BEGIN

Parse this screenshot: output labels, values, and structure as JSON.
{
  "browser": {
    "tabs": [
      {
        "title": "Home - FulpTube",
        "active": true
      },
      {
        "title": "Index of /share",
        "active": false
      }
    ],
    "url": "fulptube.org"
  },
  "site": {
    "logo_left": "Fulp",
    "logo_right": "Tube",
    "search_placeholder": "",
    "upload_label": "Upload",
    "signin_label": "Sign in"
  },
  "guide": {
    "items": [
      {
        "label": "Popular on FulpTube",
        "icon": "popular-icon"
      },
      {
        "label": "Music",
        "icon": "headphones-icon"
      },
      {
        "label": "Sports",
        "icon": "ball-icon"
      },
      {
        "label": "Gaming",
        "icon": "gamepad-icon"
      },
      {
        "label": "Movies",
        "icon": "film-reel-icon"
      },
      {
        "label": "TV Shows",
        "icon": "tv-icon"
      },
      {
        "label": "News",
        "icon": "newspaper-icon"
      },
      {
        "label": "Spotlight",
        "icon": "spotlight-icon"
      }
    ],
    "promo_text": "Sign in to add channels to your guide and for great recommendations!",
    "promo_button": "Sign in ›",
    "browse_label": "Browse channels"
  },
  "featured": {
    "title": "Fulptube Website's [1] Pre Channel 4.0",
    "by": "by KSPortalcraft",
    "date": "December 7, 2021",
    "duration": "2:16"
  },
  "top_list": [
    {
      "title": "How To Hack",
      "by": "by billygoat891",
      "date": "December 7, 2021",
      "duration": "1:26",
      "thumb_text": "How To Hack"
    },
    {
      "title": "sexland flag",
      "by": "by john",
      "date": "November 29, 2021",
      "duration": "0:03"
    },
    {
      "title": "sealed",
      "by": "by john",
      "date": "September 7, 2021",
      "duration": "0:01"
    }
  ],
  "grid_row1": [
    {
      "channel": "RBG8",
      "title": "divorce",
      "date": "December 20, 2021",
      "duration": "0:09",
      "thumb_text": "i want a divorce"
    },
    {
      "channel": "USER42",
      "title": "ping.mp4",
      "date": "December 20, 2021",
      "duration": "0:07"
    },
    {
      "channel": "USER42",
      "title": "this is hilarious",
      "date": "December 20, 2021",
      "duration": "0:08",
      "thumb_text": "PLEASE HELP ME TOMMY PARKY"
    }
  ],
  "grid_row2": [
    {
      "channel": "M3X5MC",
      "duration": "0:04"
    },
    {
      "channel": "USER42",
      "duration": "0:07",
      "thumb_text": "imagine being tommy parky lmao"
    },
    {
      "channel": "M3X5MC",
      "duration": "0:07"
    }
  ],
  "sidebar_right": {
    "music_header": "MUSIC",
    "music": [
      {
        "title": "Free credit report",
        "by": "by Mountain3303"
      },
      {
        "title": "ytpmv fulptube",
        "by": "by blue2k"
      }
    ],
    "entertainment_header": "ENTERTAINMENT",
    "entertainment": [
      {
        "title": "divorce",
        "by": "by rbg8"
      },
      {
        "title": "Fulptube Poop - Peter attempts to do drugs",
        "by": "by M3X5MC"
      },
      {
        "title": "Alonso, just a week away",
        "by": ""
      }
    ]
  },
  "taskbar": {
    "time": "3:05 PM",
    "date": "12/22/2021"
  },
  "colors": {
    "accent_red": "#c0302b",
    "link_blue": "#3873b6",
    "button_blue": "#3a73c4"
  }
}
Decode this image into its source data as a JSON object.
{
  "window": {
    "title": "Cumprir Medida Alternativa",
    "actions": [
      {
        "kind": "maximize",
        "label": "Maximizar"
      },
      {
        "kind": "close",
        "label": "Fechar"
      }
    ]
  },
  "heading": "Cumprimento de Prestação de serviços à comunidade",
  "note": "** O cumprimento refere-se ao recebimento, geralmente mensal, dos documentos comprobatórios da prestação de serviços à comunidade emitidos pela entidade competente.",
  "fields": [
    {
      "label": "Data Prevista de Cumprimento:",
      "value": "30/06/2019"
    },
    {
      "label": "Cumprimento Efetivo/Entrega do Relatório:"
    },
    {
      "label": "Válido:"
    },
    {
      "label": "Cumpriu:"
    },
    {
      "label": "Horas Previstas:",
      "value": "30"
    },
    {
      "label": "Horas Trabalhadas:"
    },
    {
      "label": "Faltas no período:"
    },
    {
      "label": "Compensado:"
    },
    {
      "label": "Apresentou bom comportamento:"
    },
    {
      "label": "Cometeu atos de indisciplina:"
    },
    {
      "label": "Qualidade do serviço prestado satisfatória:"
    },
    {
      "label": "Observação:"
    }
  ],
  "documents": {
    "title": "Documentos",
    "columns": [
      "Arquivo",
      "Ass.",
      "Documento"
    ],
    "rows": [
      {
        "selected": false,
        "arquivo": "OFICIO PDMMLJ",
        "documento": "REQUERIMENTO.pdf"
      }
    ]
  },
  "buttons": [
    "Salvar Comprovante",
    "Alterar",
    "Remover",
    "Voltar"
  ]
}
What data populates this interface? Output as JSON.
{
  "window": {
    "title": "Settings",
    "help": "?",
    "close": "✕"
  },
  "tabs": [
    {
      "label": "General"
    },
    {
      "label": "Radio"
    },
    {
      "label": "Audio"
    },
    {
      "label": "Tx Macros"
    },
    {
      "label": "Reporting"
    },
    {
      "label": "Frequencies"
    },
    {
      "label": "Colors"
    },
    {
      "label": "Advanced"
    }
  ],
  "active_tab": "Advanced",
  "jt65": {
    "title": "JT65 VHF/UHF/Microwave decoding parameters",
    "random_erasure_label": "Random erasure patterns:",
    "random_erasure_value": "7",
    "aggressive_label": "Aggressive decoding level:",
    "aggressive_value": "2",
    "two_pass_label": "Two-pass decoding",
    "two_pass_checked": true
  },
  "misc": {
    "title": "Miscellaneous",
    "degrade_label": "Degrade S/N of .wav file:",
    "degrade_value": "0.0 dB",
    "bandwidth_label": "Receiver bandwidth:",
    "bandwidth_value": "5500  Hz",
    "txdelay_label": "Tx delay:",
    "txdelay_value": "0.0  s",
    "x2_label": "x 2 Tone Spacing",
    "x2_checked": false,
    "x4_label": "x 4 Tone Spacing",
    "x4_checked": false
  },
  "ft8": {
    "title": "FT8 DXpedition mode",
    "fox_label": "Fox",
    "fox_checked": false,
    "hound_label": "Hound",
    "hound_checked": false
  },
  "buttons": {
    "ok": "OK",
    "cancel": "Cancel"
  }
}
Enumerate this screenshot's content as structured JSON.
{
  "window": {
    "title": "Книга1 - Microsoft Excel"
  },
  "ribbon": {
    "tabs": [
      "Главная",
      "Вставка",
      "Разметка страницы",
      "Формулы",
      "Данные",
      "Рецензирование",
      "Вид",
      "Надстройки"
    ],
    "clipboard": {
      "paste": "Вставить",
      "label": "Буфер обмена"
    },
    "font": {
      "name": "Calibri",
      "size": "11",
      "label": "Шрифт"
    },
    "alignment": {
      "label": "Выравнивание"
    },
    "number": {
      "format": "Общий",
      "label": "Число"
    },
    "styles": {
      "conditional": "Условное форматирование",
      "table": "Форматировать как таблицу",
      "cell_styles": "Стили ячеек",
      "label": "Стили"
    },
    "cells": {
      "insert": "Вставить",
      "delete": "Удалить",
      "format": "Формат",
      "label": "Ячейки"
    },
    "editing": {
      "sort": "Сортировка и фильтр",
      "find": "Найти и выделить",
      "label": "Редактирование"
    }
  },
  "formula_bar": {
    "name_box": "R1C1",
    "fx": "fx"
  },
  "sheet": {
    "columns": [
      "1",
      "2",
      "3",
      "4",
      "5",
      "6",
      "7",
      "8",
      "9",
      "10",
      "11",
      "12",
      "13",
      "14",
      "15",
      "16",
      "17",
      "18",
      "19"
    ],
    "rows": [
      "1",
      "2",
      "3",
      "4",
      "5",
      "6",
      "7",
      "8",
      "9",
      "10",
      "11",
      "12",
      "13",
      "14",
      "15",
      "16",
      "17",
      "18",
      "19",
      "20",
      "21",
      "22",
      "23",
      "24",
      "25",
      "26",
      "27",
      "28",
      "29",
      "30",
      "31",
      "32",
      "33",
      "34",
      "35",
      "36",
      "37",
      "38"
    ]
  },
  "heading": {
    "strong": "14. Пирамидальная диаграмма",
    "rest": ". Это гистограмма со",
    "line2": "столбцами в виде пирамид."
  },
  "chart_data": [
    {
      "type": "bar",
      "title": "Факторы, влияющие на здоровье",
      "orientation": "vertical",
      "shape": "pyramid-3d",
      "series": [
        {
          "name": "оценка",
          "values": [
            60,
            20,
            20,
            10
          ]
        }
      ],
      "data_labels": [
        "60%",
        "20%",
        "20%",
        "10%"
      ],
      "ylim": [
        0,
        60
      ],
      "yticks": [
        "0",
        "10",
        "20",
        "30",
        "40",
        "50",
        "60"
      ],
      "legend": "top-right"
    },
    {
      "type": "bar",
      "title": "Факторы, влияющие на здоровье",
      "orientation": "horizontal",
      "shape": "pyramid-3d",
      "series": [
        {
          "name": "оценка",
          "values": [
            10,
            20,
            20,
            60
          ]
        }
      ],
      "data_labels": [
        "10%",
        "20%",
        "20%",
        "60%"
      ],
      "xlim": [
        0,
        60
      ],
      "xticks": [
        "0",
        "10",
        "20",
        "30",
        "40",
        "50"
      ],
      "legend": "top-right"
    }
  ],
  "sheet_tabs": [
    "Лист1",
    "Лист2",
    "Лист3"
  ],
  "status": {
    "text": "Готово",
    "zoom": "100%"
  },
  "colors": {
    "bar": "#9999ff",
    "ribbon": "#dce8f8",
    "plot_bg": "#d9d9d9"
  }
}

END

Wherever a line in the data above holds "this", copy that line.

Parse this screenshot: output labels, values, and structure as JSON.
      "title": "this is hilarious",
Decode this image into its source data as a JSON object.
What data populates this interface? Output as JSON.
Enumerate this screenshot's content as structured JSON.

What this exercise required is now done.